Say how many lines of the data below have the word "Omicron" in them. Add nothing else.

=== Begin Enclosure ===

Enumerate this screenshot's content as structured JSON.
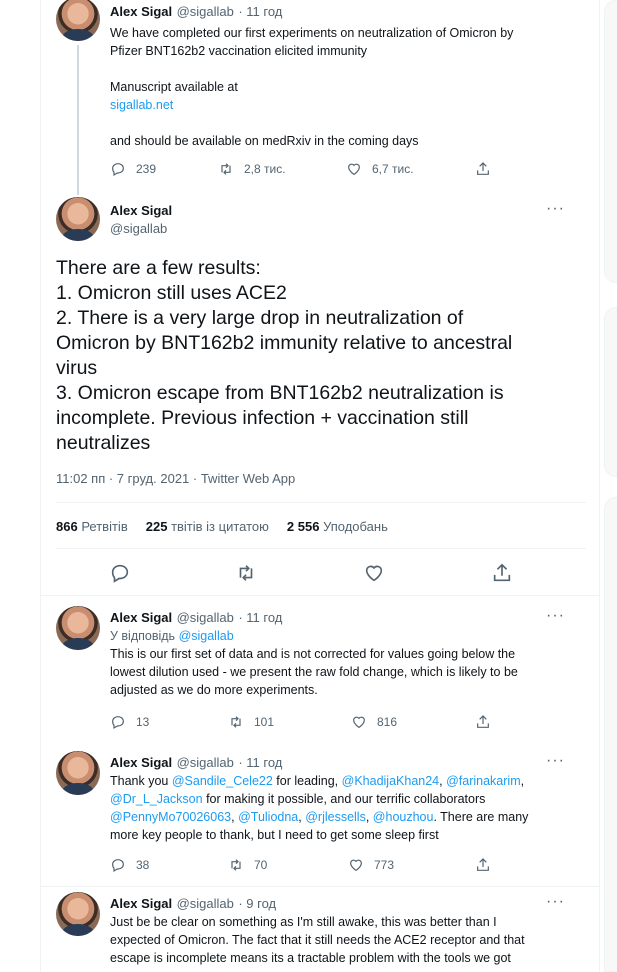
{
  "tweets": {
    "t1": {
      "name": "Alex Sigal",
      "handle": "@sigallab",
      "time": "· 11 год",
      "line1": "We have completed our first experiments on neutralization of Omicron by",
      "line2": "Pfizer BNT162b2 vaccination elicited immunity",
      "line3": "Manuscript available at",
      "link": "sigallab.net",
      "line4": "and should be available on medRxiv in the coming days",
      "replies": "239",
      "retweets": "2,8 тис.",
      "likes": "6,7 тис."
    },
    "main": {
      "name": "Alex Sigal",
      "handle": "@sigallab",
      "lines": [
        "There are a few results:",
        "1. Omicron still uses ACE2",
        "2. There is a very large drop in neutralization of",
        "Omicron by BNT162b2 immunity relative to ancestral",
        "virus",
        "3. Omicron escape from BNT162b2 neutralization is",
        "incomplete. Previous infection + vaccination still",
        "neutralizes"
      ],
      "meta": "11:02 пп · 7 груд. 2021 · Twitter Web App",
      "retweets_count": "866",
      "retweets_label": "Ретвітів",
      "quotes_count": "225",
      "quotes_label": "твітів із цитатою",
      "likes_count": "2 556",
      "likes_label": "Уподобань"
    },
    "r1": {
      "name": "Alex Sigal",
      "handle": "@sigallab",
      "time": "· 11 год",
      "reply_to_label": "У відповідь",
      "reply_to_handle": "@sigallab",
      "line1": "This is our first set of data and is not corrected for values going below the",
      "line2": "lowest dilution used - we present the raw fold change, which is likely to be",
      "line3": "adjusted as we do more experiments.",
      "replies": "13",
      "retweets": "101",
      "likes": "816"
    },
    "r2": {
      "name": "Alex Sigal",
      "handle": "@sigallab",
      "time": "· 11 год",
      "thank": "Thank you",
      "m1": "@Sandile_Cele22",
      "t1": "for leading,",
      "m2": "@KhadijaKhan24",
      "m3": "@farinakarim",
      "m4": "@Dr_L_Jackson",
      "t2": "for making it possible, and our terrific collaborators",
      "m5": "@PennyMo70026063",
      "m6": "@Tuliodna",
      "m7": "@rjlessells",
      "m8": "@houzhou",
      "t3": ". There are many",
      "t4": "more key people to thank, but I need to get some sleep first",
      "replies": "38",
      "retweets": "70",
      "likes": "773"
    },
    "r3": {
      "name": "Alex Sigal",
      "handle": "@sigallab",
      "time": "· 9 год",
      "line1": "Just be be clear on something as I'm still awake, this was better than I",
      "line2": "expected of Omicron. The fact that it still needs the ACE2 receptor and that",
      "line3": "escape is incomplete means its a tractable problem with the tools we got"
    }
  },
  "icons": {
    "more": "···"
  }
}
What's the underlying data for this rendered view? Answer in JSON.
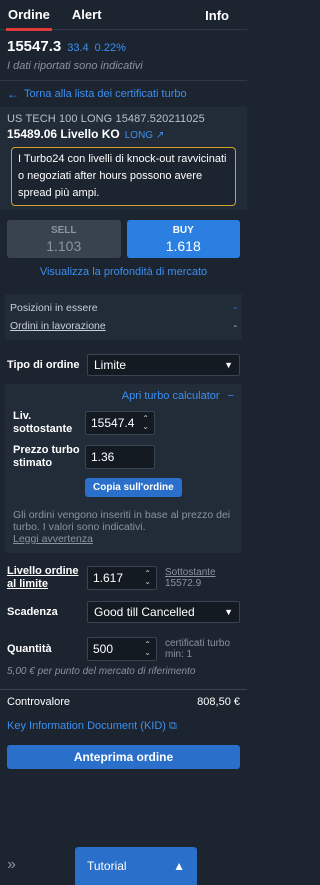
{
  "tabs": {
    "order": "Ordine",
    "alert": "Alert",
    "info": "Info"
  },
  "quote": {
    "price": "15547.3",
    "change": "33.4",
    "change_pct": "0.22%",
    "disclaimer": "I dati riportati sono indicativi"
  },
  "nav": {
    "back_label": "Torna alla lista dei certificati turbo"
  },
  "certificate": {
    "code": "US TECH 100 LONG 15487.520211025",
    "level": "15489.06 Livello KO",
    "direction": "LONG",
    "warning": "I Turbo24 con livelli di knock-out ravvicinati o negoziati after hours possono avere spread più ampi."
  },
  "trade": {
    "sell_label": "SELL",
    "sell_value": "1.103",
    "buy_label": "BUY",
    "buy_value": "1.618",
    "depth_link": "Visualizza la profondità di mercato"
  },
  "positions": {
    "open_label": "Posizioni in essere",
    "open_value": "-",
    "working_label": "Ordini in lavorazione",
    "working_value": "-"
  },
  "order_type": {
    "label": "Tipo di ordine",
    "value": "Limite"
  },
  "calculator": {
    "toggle_label": "Apri turbo calculator",
    "underlying_label": "Liv. sottostante",
    "underlying_value": "15547.4",
    "price_label": "Prezzo turbo stimato",
    "price_value": "1.36",
    "copy_button": "Copia sull'ordine",
    "note": "Gli ordini vengono inseriti in base al prezzo dei turbo. I valori sono indicativi.",
    "read_warning": "Leggi avvertenza"
  },
  "limit": {
    "label": "Livello ordine al limite",
    "value": "1.617",
    "underlying_label": "Sottostante",
    "underlying_value": "15572.9"
  },
  "expiry": {
    "label": "Scadenza",
    "value": "Good till Cancelled"
  },
  "quantity": {
    "label": "Quantità",
    "value": "500",
    "unit": "certificati turbo",
    "min": "min: 1",
    "note": "5,00 € per punto del mercato di riferimento"
  },
  "total": {
    "label": "Controvalore",
    "value": "808,50 €"
  },
  "kid_link": "Key Information Document (KID)",
  "preview_button": "Anteprima ordine",
  "tutorial_button": "Tutorial",
  "colors": {
    "accent": "#2a7fe0",
    "link": "#3d8ff0",
    "warning_border": "#d3a12b",
    "active_tab": "#e03a3a"
  }
}
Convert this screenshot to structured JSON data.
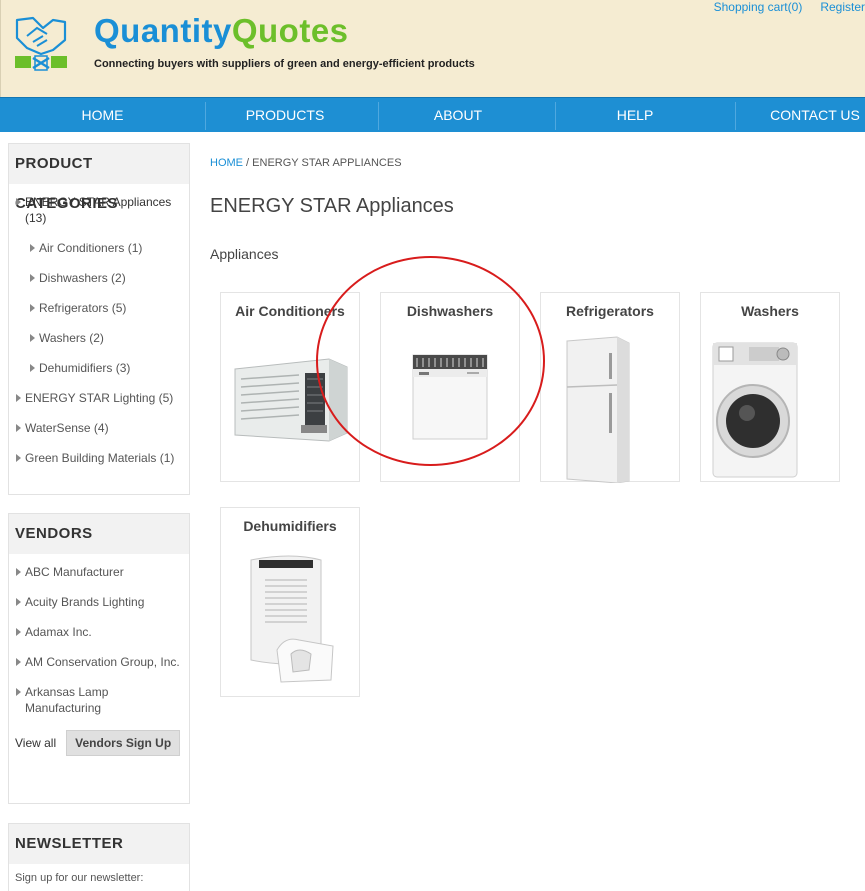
{
  "header": {
    "brand_part1": "Quantity",
    "brand_part2": "Quotes",
    "tagline": "Connecting buyers with suppliers of green and energy-efficient products",
    "cart_link": "Shopping cart(0)",
    "register_link": "Register"
  },
  "nav": {
    "items": [
      {
        "label": "HOME"
      },
      {
        "label": "PRODUCTS"
      },
      {
        "label": "ABOUT"
      },
      {
        "label": "HELP"
      },
      {
        "label": "CONTACT US"
      }
    ]
  },
  "categories": {
    "title": "PRODUCT CATEGORIES",
    "items": [
      {
        "label": "ENERGY STAR Appliances (13)"
      },
      {
        "label": "Air Conditioners (1)"
      },
      {
        "label": "Dishwashers (2)"
      },
      {
        "label": "Refrigerators (5)"
      },
      {
        "label": "Washers (2)"
      },
      {
        "label": "Dehumidifiers (3)"
      },
      {
        "label": "ENERGY STAR Lighting (5)"
      },
      {
        "label": "WaterSense (4)"
      },
      {
        "label": "Green Building Materials (1)"
      }
    ]
  },
  "vendors": {
    "title": "VENDORS",
    "items": [
      {
        "label": "ABC Manufacturer"
      },
      {
        "label": "Acuity Brands Lighting"
      },
      {
        "label": "Adamax Inc."
      },
      {
        "label": "AM Conservation Group, Inc."
      },
      {
        "label": "Arkansas Lamp Manufacturing"
      }
    ],
    "view_all": "View all",
    "signup_button": "Vendors Sign Up"
  },
  "newsletter": {
    "title": "NEWSLETTER",
    "text": "Sign up for our newsletter:"
  },
  "main": {
    "breadcrumb_home": "HOME",
    "breadcrumb_sep": " / ",
    "breadcrumb_current": "ENERGY STAR APPLIANCES",
    "title": "ENERGY STAR Appliances",
    "section": "Appliances",
    "products": [
      {
        "name": "Air Conditioners"
      },
      {
        "name": "Dishwashers"
      },
      {
        "name": "Refrigerators"
      },
      {
        "name": "Washers"
      },
      {
        "name": "Dehumidifiers"
      }
    ]
  },
  "colors": {
    "nav_bg": "#1e8fd3",
    "header_bg": "#f5ecd2",
    "brand_blue": "#1a8fd6",
    "brand_green": "#6cbf2a",
    "highlight_circle": "#d81c1c"
  }
}
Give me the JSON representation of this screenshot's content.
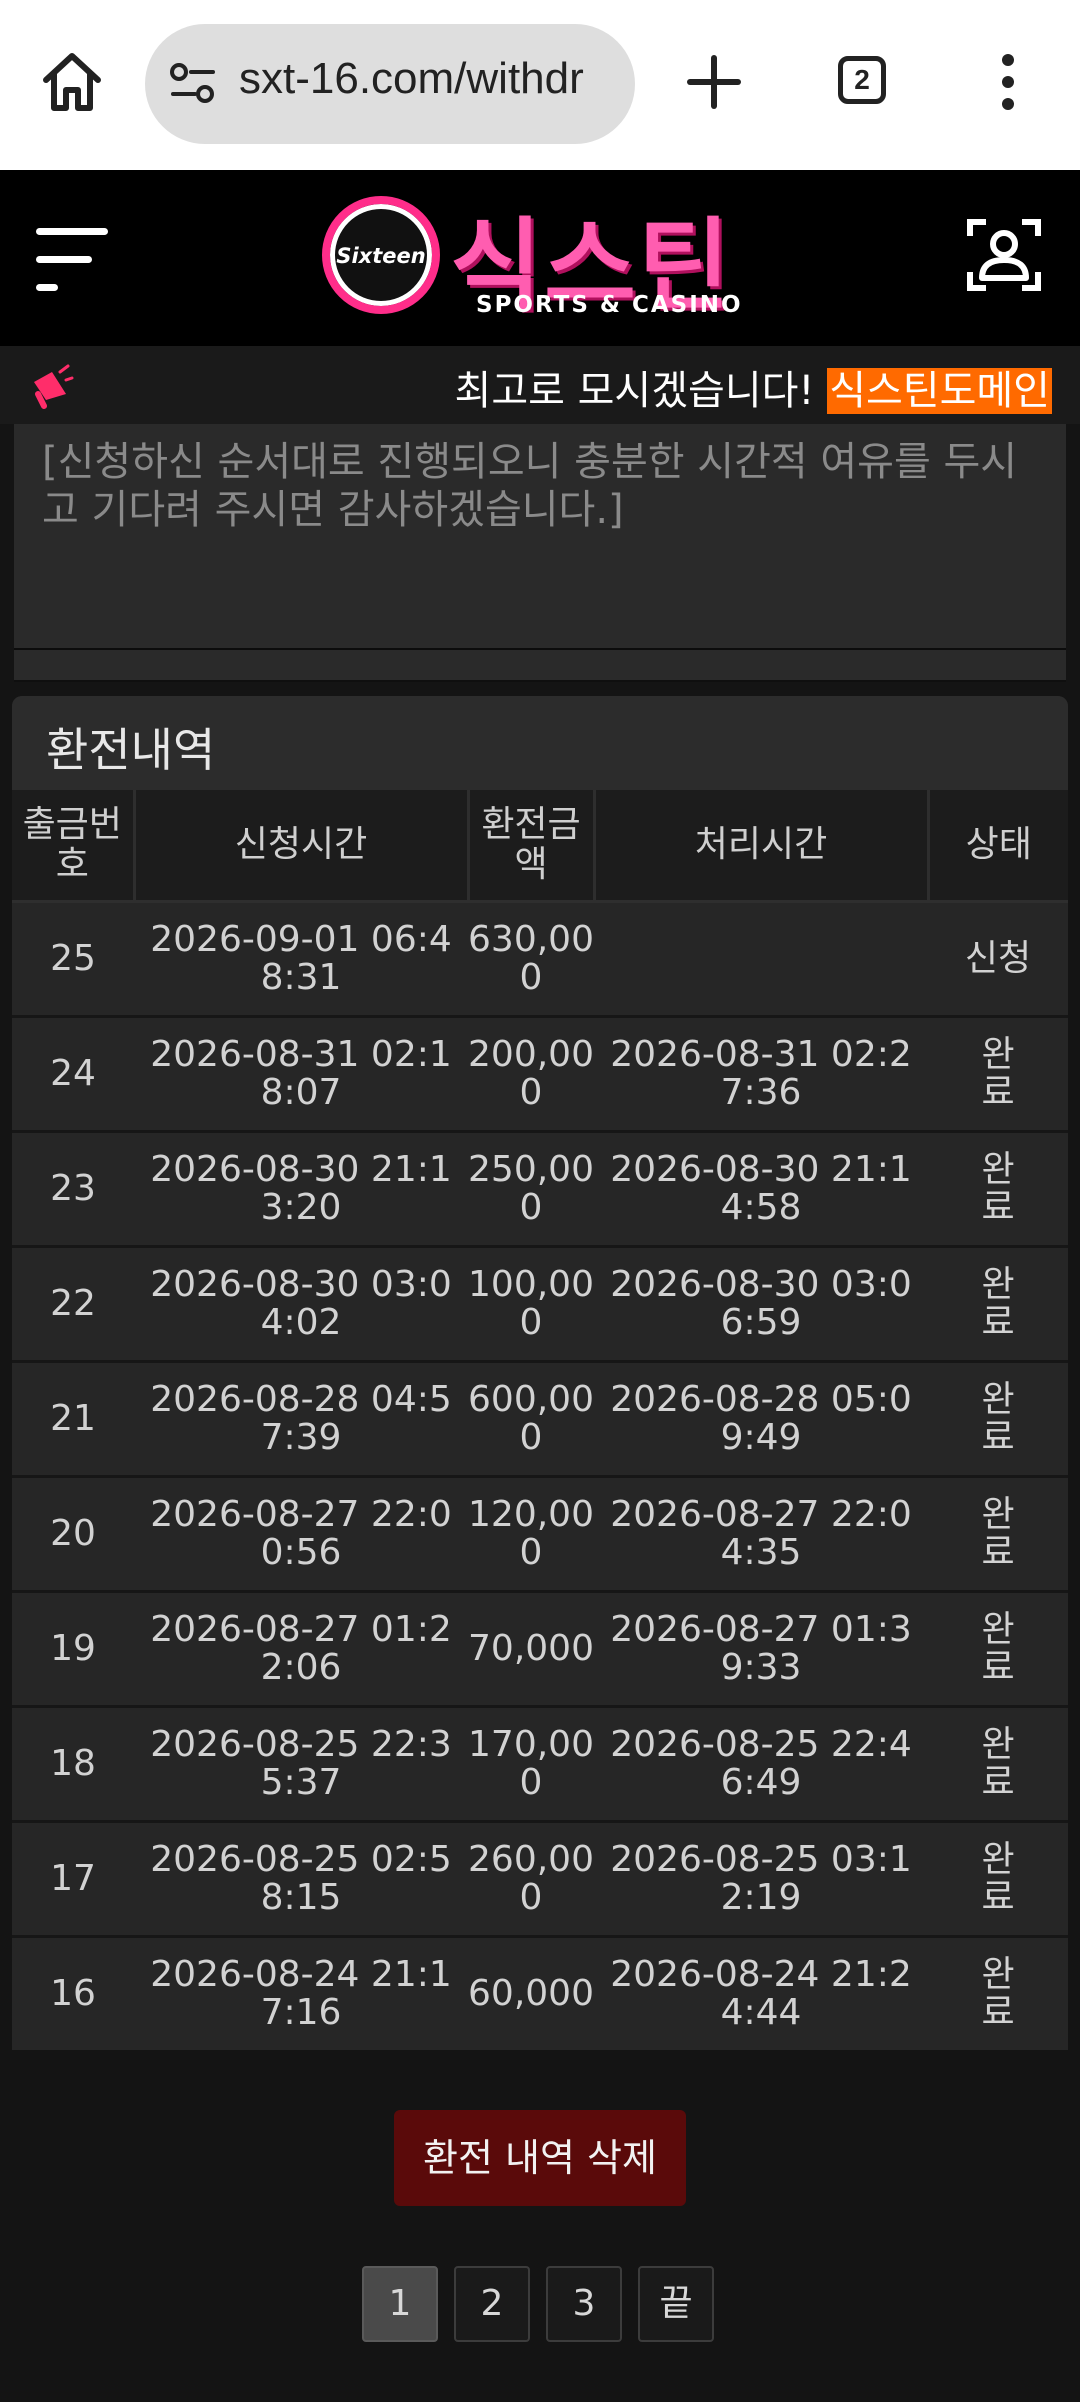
{
  "browser": {
    "url": "sxt-16.com/withdr",
    "tab_count": "2"
  },
  "header": {
    "logo_badge_text": "Sixteen",
    "logo_main_text": "식스틴",
    "logo_sub_text": "SPORTS & CASINO"
  },
  "marquee": {
    "text": "최고로 모시겠습니다! ",
    "highlight": "식스틴도메인"
  },
  "notice": {
    "text": "[신청하신 순서대로 진행되오니 충분한 시간적 여유를 두시고 기다려 주시면 감사하겠습니다.]"
  },
  "history": {
    "title": "환전내역",
    "columns": [
      "출금번호",
      "신청시간",
      "환전금액",
      "처리시간",
      "상태"
    ],
    "rows": [
      {
        "no": "25",
        "requested": "2026-09-01 06:48:31",
        "amount": "630,000",
        "processed": "",
        "status": "신청"
      },
      {
        "no": "24",
        "requested": "2026-08-31 02:18:07",
        "amount": "200,000",
        "processed": "2026-08-31 02:27:36",
        "status": "완료"
      },
      {
        "no": "23",
        "requested": "2026-08-30 21:13:20",
        "amount": "250,000",
        "processed": "2026-08-30 21:14:58",
        "status": "완료"
      },
      {
        "no": "22",
        "requested": "2026-08-30 03:04:02",
        "amount": "100,000",
        "processed": "2026-08-30 03:06:59",
        "status": "완료"
      },
      {
        "no": "21",
        "requested": "2026-08-28 04:57:39",
        "amount": "600,000",
        "processed": "2026-08-28 05:09:49",
        "status": "완료"
      },
      {
        "no": "20",
        "requested": "2026-08-27 22:00:56",
        "amount": "120,000",
        "processed": "2026-08-27 22:04:35",
        "status": "완료"
      },
      {
        "no": "19",
        "requested": "2026-08-27 01:22:06",
        "amount": "70,000",
        "processed": "2026-08-27 01:39:33",
        "status": "완료"
      },
      {
        "no": "18",
        "requested": "2026-08-25 22:35:37",
        "amount": "170,000",
        "processed": "2026-08-25 22:46:49",
        "status": "완료"
      },
      {
        "no": "17",
        "requested": "2026-08-25 02:58:15",
        "amount": "260,000",
        "processed": "2026-08-25 03:12:19",
        "status": "완료"
      },
      {
        "no": "16",
        "requested": "2026-08-24 21:17:16",
        "amount": "60,000",
        "processed": "2026-08-24 21:24:44",
        "status": "완료"
      }
    ],
    "delete_label": "환전 내역 삭제"
  },
  "pagination": {
    "pages": [
      "1",
      "2",
      "3",
      "끝"
    ],
    "current": "1"
  },
  "colors": {
    "accent_pink": "#ff5db0",
    "highlight_orange": "#ff6a00",
    "delete_red": "#5a0a0a"
  }
}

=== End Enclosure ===

» OUTPUT OF THE EXERCISE: 5